Hi everyone. My name is Mark, and I'm brand new to this forum here. I have a mystery Hohner guitar, and after doing some research online, I'm pretty sure that you guys are the only people who might know what it is.
The back story is this: a while back, my landlord noticed I owned a bunch of guitars, and offered to sell me yet another one. He said he had bought it brand new "a few years ago", which would place it as being made somewhere in the mid-2000's, and that his wife wanted it out of their house. I suspect that none of that story is true, except possibly the part about the wife. The sticker with the serial number had been torn off, unfortunately. But the guitar sounded nice, and was in good shape, so I bought it.
Here's a few pics of the guitar in question:
For what it's worth, the guitar sounds great -- I've used it on a few records and have no complaints whatsoever. But the mystery has been bothering me for years, and I'd like to solve it. If any of you could suggest a model number and a year of manufacture, I'd be greatly appreciative. Thanks!
Hey Mark, I may be of some help. From the looks of yours, I would say you have a HG-310 LE from the late 70's to the early 80's. You look to have the herringbone rosette and purfling which was on the HG-310 LE (Limited Edition). It does look very similar to a HG-210 but the rosette and purfling are different. Both have snowflake fret markers though. I have read numerous reviews that these guitars have solid back and sides but many more reviews that suggest it is laminate back and sides. My guess would be laminate but maybe you can clear that up for me.
Here are some pictures of my HG-210 which again is similar but different. Plus mine has a 3 pc back but I believe that is a exception rather than the rule.
Ace, thank you!!! I just looked up the HG-310 LE, and that seems to be a very similar if not identical guitar. Your HG-210 is pretty close as well. My guitar has a 2-piece back (split down the center), and appears to be solid, not laminate.
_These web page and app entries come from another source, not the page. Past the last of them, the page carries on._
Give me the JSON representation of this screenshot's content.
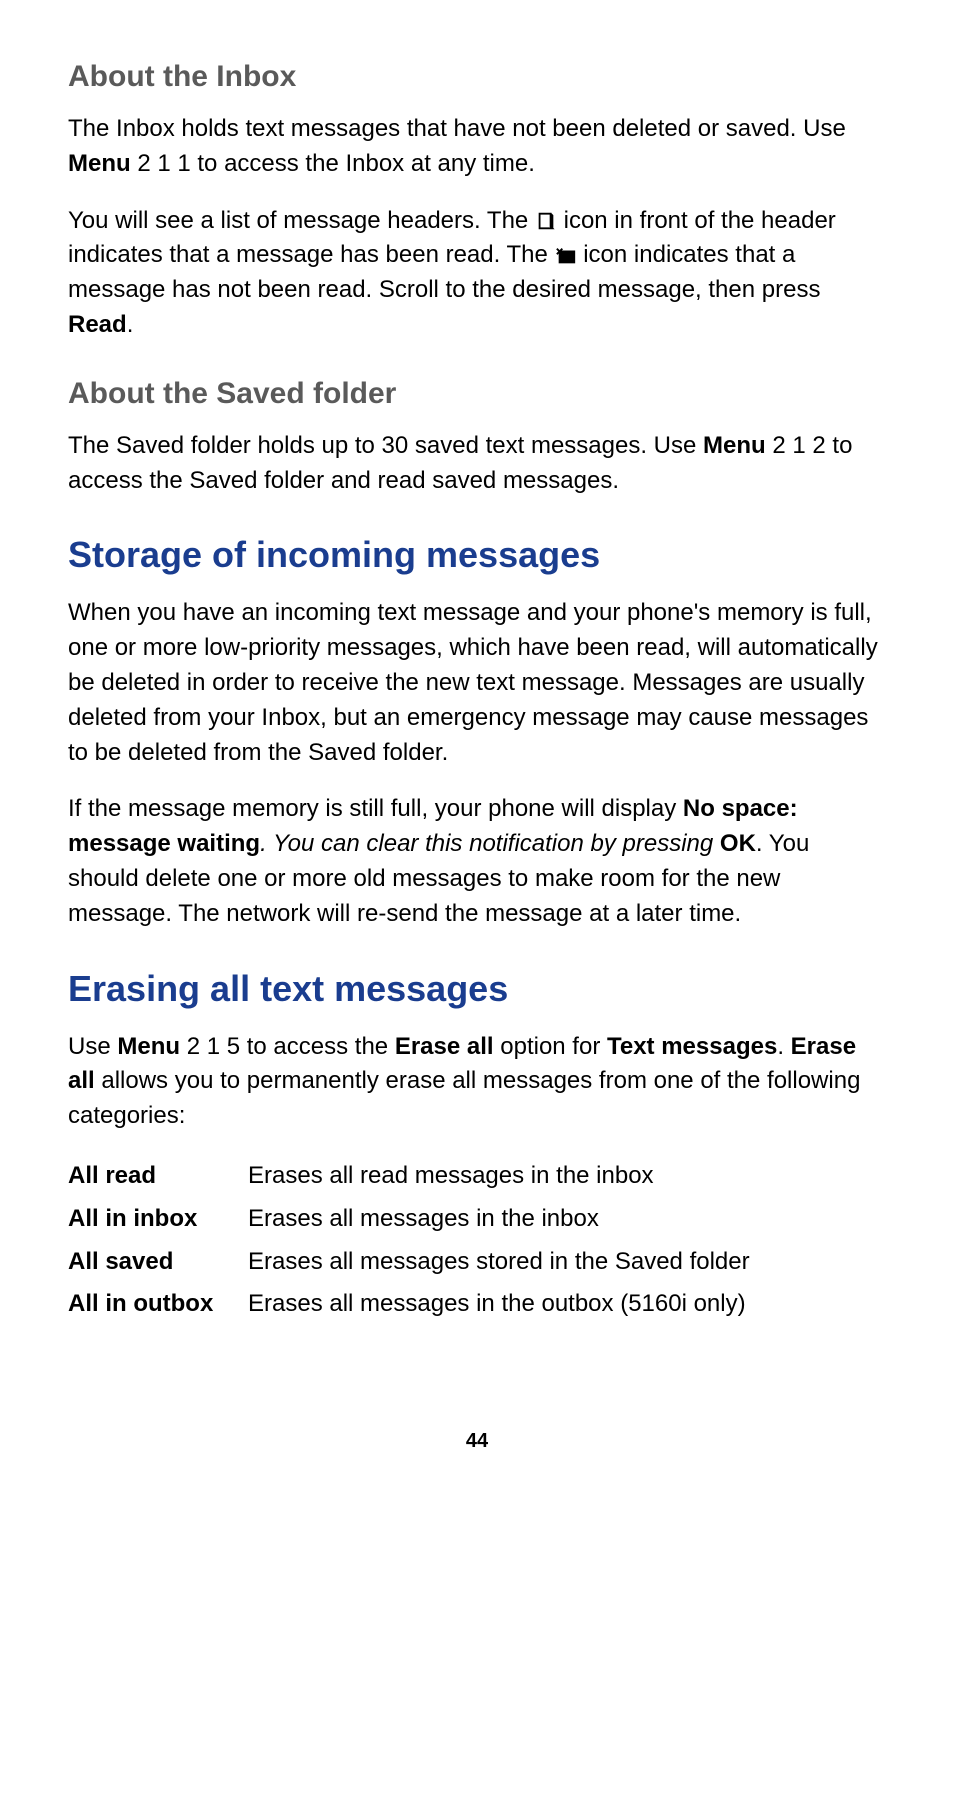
{
  "section_inbox": {
    "heading": "About the Inbox",
    "p1_a": "The Inbox holds text messages that have not been deleted or saved. Use ",
    "p1_menu": "Menu",
    "p1_b": " 2 1 1 to access the Inbox at any time.",
    "p2_a": "You will see a list of message headers. The ",
    "p2_b": " icon in front of the header indicates that a message has been read. The ",
    "p2_c": " icon indicates that a message has not been read. Scroll to the desired message, then press ",
    "p2_read": "Read",
    "p2_d": "."
  },
  "section_saved": {
    "heading": "About the Saved folder",
    "p1_a": "The Saved folder holds up to 30 saved text messages. Use ",
    "p1_menu": "Menu",
    "p1_b": " 2 1 2 to access the Saved folder and read saved messages."
  },
  "section_storage": {
    "heading": "Storage of incoming messages",
    "p1": "When you have an incoming text message and your phone's memory is full, one or more low-priority messages, which have been read, will automatically be deleted in order to receive the new text message. Messages are usually deleted from your Inbox, but an emergency message may cause messages to be deleted from the Saved folder.",
    "p2_a": "If the message memory is still full, your phone will display ",
    "p2_nospace": "No space: message waiting",
    "p2_b": ". You can clear this notification by pressing ",
    "p2_ok": "OK",
    "p2_c": ". You should delete one or more old messages to make room for the new message. The network will re-send the message at a later time."
  },
  "section_erasing": {
    "heading": "Erasing all text messages",
    "p1_a": "Use ",
    "p1_menu": "Menu",
    "p1_b": " 2 1 5 to access the ",
    "p1_eraseall1": "Erase all",
    "p1_c": " option for ",
    "p1_textmsg": "Text messages",
    "p1_d": ". ",
    "p1_eraseall2": "Erase all",
    "p1_e": " allows you to permanently erase all messages from one of the following categories:",
    "rows": [
      {
        "label": "All read",
        "desc": "Erases all read messages in the inbox"
      },
      {
        "label": "All in inbox",
        "desc": "Erases all messages in the inbox"
      },
      {
        "label": "All saved",
        "desc": "Erases all messages stored in the Saved folder"
      },
      {
        "label": "All in outbox",
        "desc": "Erases all messages in the outbox (5160i only)"
      }
    ]
  },
  "page_number": "44"
}
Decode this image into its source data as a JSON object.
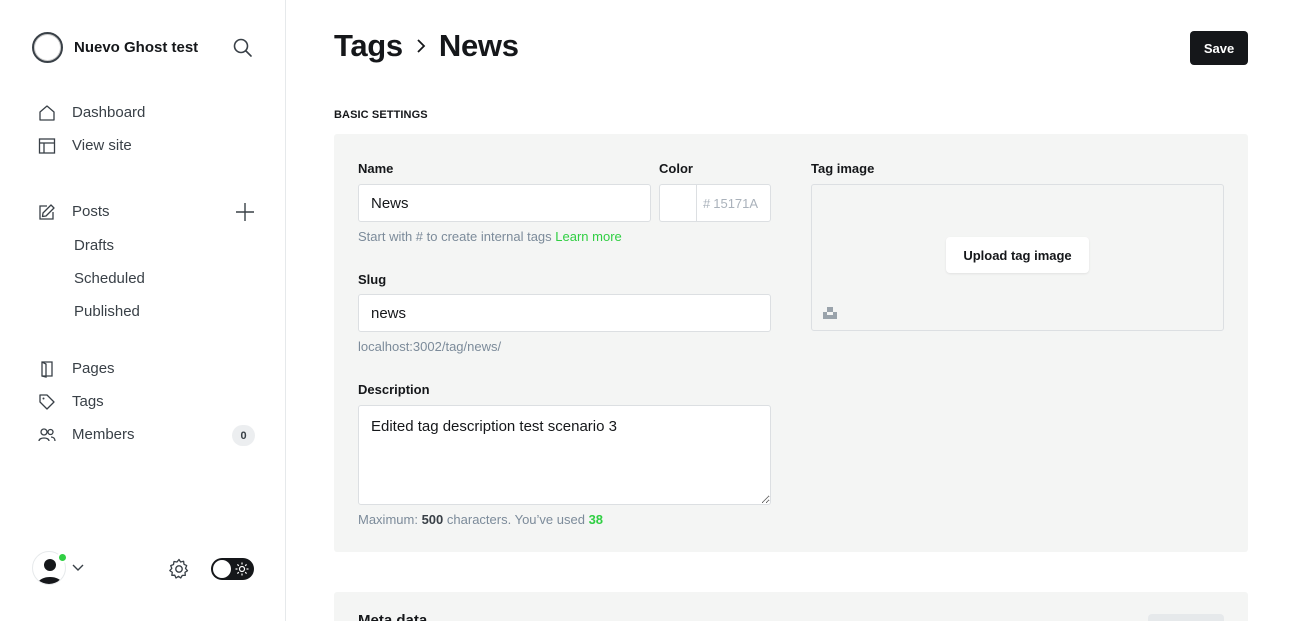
{
  "sidebar": {
    "brand_name": "Nuevo Ghost test",
    "nav": {
      "dashboard": "Dashboard",
      "view_site": "View site",
      "posts": "Posts",
      "drafts": "Drafts",
      "scheduled": "Scheduled",
      "published": "Published",
      "pages": "Pages",
      "tags": "Tags",
      "members": "Members"
    },
    "members_count": "0",
    "user_status_color": "#30cf43",
    "icons": [
      "search-icon",
      "home-icon",
      "view-site-icon",
      "edit-icon",
      "plus-icon",
      "pages-icon",
      "tag-icon",
      "members-icon",
      "avatar-icon",
      "chevron-down-icon",
      "gear-icon",
      "sun-icon"
    ]
  },
  "header": {
    "breadcrumb_parent": "Tags",
    "breadcrumb_current": "News",
    "save_label": "Save"
  },
  "basic_settings": {
    "section_title": "BASIC SETTINGS",
    "name_label": "Name",
    "name_value": "News",
    "name_hint": "Start with # to create internal tags",
    "name_hint_link": "Learn more",
    "color_label": "Color",
    "color_hash": "#",
    "color_value": "15171A",
    "slug_label": "Slug",
    "slug_value": "news",
    "slug_url": "localhost:3002/tag/news/",
    "description_label": "Description",
    "description_value": "Edited tag description test scenario 3",
    "description_hint_prefix": "Maximum:",
    "description_max": "500",
    "description_hint_middle": "characters. You’ve used",
    "description_used": "38",
    "tag_image_label": "Tag image",
    "upload_label": "Upload tag image"
  },
  "meta_data": {
    "title": "Meta data"
  },
  "colors": {
    "accent": "#30cf43",
    "primary": "#15171a",
    "panel_bg": "#f4f5f4"
  }
}
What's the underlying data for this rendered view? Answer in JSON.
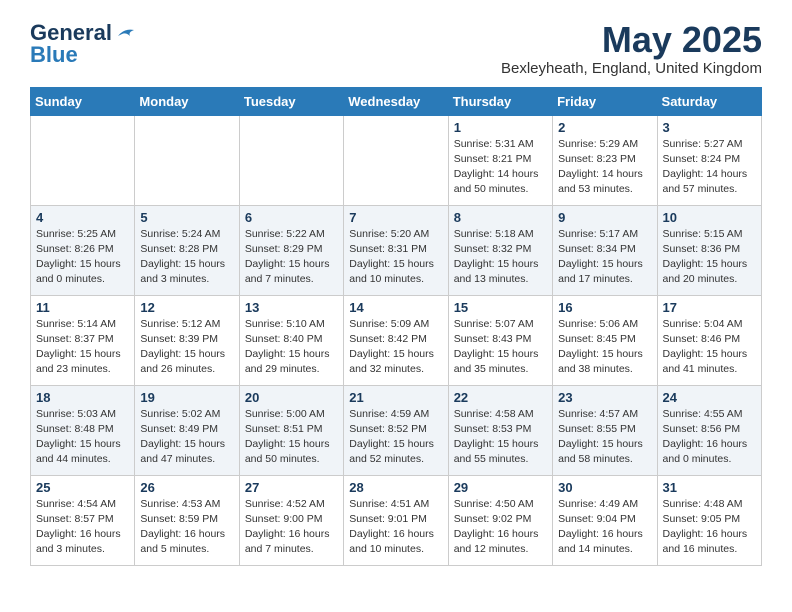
{
  "header": {
    "logo_line1": "General",
    "logo_line2": "Blue",
    "month_title": "May 2025",
    "location": "Bexleyheath, England, United Kingdom"
  },
  "days_of_week": [
    "Sunday",
    "Monday",
    "Tuesday",
    "Wednesday",
    "Thursday",
    "Friday",
    "Saturday"
  ],
  "weeks": [
    [
      {
        "day": "",
        "info": ""
      },
      {
        "day": "",
        "info": ""
      },
      {
        "day": "",
        "info": ""
      },
      {
        "day": "",
        "info": ""
      },
      {
        "day": "1",
        "info": "Sunrise: 5:31 AM\nSunset: 8:21 PM\nDaylight: 14 hours\nand 50 minutes."
      },
      {
        "day": "2",
        "info": "Sunrise: 5:29 AM\nSunset: 8:23 PM\nDaylight: 14 hours\nand 53 minutes."
      },
      {
        "day": "3",
        "info": "Sunrise: 5:27 AM\nSunset: 8:24 PM\nDaylight: 14 hours\nand 57 minutes."
      }
    ],
    [
      {
        "day": "4",
        "info": "Sunrise: 5:25 AM\nSunset: 8:26 PM\nDaylight: 15 hours\nand 0 minutes."
      },
      {
        "day": "5",
        "info": "Sunrise: 5:24 AM\nSunset: 8:28 PM\nDaylight: 15 hours\nand 3 minutes."
      },
      {
        "day": "6",
        "info": "Sunrise: 5:22 AM\nSunset: 8:29 PM\nDaylight: 15 hours\nand 7 minutes."
      },
      {
        "day": "7",
        "info": "Sunrise: 5:20 AM\nSunset: 8:31 PM\nDaylight: 15 hours\nand 10 minutes."
      },
      {
        "day": "8",
        "info": "Sunrise: 5:18 AM\nSunset: 8:32 PM\nDaylight: 15 hours\nand 13 minutes."
      },
      {
        "day": "9",
        "info": "Sunrise: 5:17 AM\nSunset: 8:34 PM\nDaylight: 15 hours\nand 17 minutes."
      },
      {
        "day": "10",
        "info": "Sunrise: 5:15 AM\nSunset: 8:36 PM\nDaylight: 15 hours\nand 20 minutes."
      }
    ],
    [
      {
        "day": "11",
        "info": "Sunrise: 5:14 AM\nSunset: 8:37 PM\nDaylight: 15 hours\nand 23 minutes."
      },
      {
        "day": "12",
        "info": "Sunrise: 5:12 AM\nSunset: 8:39 PM\nDaylight: 15 hours\nand 26 minutes."
      },
      {
        "day": "13",
        "info": "Sunrise: 5:10 AM\nSunset: 8:40 PM\nDaylight: 15 hours\nand 29 minutes."
      },
      {
        "day": "14",
        "info": "Sunrise: 5:09 AM\nSunset: 8:42 PM\nDaylight: 15 hours\nand 32 minutes."
      },
      {
        "day": "15",
        "info": "Sunrise: 5:07 AM\nSunset: 8:43 PM\nDaylight: 15 hours\nand 35 minutes."
      },
      {
        "day": "16",
        "info": "Sunrise: 5:06 AM\nSunset: 8:45 PM\nDaylight: 15 hours\nand 38 minutes."
      },
      {
        "day": "17",
        "info": "Sunrise: 5:04 AM\nSunset: 8:46 PM\nDaylight: 15 hours\nand 41 minutes."
      }
    ],
    [
      {
        "day": "18",
        "info": "Sunrise: 5:03 AM\nSunset: 8:48 PM\nDaylight: 15 hours\nand 44 minutes."
      },
      {
        "day": "19",
        "info": "Sunrise: 5:02 AM\nSunset: 8:49 PM\nDaylight: 15 hours\nand 47 minutes."
      },
      {
        "day": "20",
        "info": "Sunrise: 5:00 AM\nSunset: 8:51 PM\nDaylight: 15 hours\nand 50 minutes."
      },
      {
        "day": "21",
        "info": "Sunrise: 4:59 AM\nSunset: 8:52 PM\nDaylight: 15 hours\nand 52 minutes."
      },
      {
        "day": "22",
        "info": "Sunrise: 4:58 AM\nSunset: 8:53 PM\nDaylight: 15 hours\nand 55 minutes."
      },
      {
        "day": "23",
        "info": "Sunrise: 4:57 AM\nSunset: 8:55 PM\nDaylight: 15 hours\nand 58 minutes."
      },
      {
        "day": "24",
        "info": "Sunrise: 4:55 AM\nSunset: 8:56 PM\nDaylight: 16 hours\nand 0 minutes."
      }
    ],
    [
      {
        "day": "25",
        "info": "Sunrise: 4:54 AM\nSunset: 8:57 PM\nDaylight: 16 hours\nand 3 minutes."
      },
      {
        "day": "26",
        "info": "Sunrise: 4:53 AM\nSunset: 8:59 PM\nDaylight: 16 hours\nand 5 minutes."
      },
      {
        "day": "27",
        "info": "Sunrise: 4:52 AM\nSunset: 9:00 PM\nDaylight: 16 hours\nand 7 minutes."
      },
      {
        "day": "28",
        "info": "Sunrise: 4:51 AM\nSunset: 9:01 PM\nDaylight: 16 hours\nand 10 minutes."
      },
      {
        "day": "29",
        "info": "Sunrise: 4:50 AM\nSunset: 9:02 PM\nDaylight: 16 hours\nand 12 minutes."
      },
      {
        "day": "30",
        "info": "Sunrise: 4:49 AM\nSunset: 9:04 PM\nDaylight: 16 hours\nand 14 minutes."
      },
      {
        "day": "31",
        "info": "Sunrise: 4:48 AM\nSunset: 9:05 PM\nDaylight: 16 hours\nand 16 minutes."
      }
    ]
  ]
}
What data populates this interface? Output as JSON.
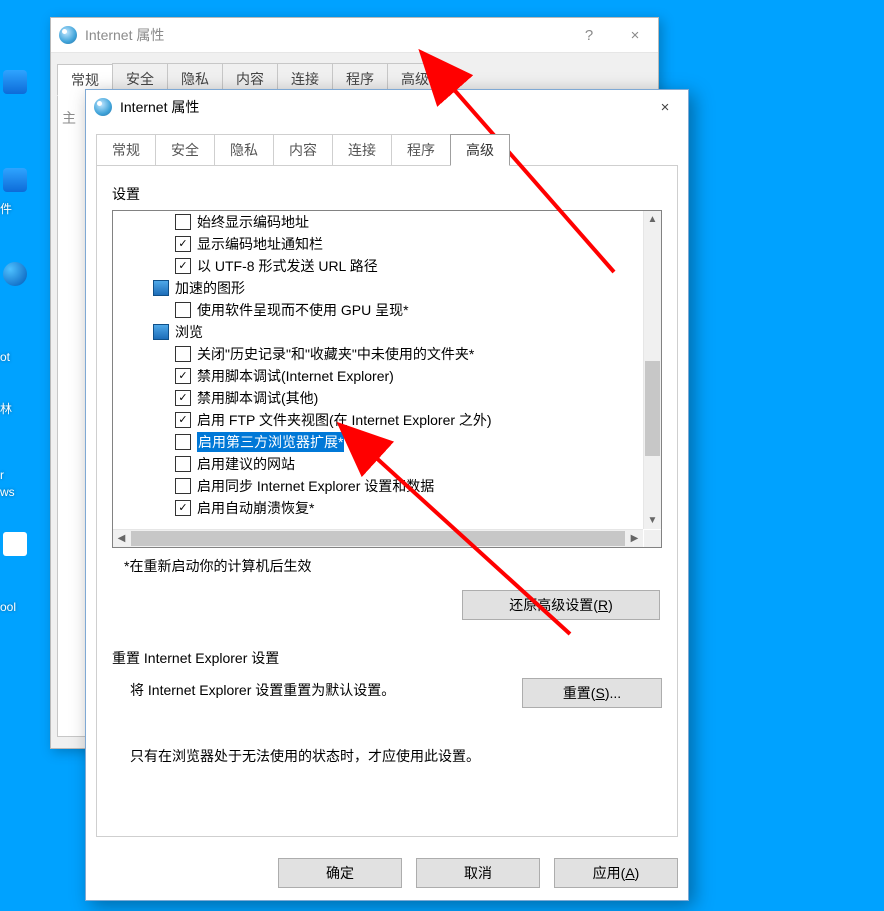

The only thing throwing me off is that in all the photos I see online, the 310 LE has a flat headstock, and mine has that arch at the top?
Hey Mark, I have 3 Hohners acoustics. 2 of them have the same head stock as your guitar with vertical logo, 1 does not(hg210) which has horizontal logo. All three were built in Japan.
My HG-210 in many ways looks different than other HG-210 I come across online, but fortunately, I have the label for affirmation. With that in mind, I wouldn't sweat it that your HG-310 may not be exactly identical to other HG-310 LE's you come across. For me the telling point is the herringbone purfling and snowflake markers.
As far as the HG-310 LE being solid B/S, that is something I would like to get to the bottom of. I have never seen a spec sheet state that as fact, but then again, I'm not sure I have ever seen a original spec sheet on the 310. I have seen many advertisement brochures on ebay featuring Hank Williams Jr with a HG310 and some without his endorsement, but none of them ever state the 310 as all solid. Typically, the manufacturer will be sure to point that out whenever possible. Not that it matters but I remain skeptical. If someone had a spec sheet such as this for the Limited edition series that would be great.
I only wish I could find a spec sheet on this guitar! It seems like a lot of info on Hohners have been lost to time. We may never find out.
Is the difference in headstock shapes due to the lawsuits with Martin? (i.e. did they change it to the arched style after the suit?)
I like that vertical logo. Looks like an all around nice model. I'll keep an eye out for one now.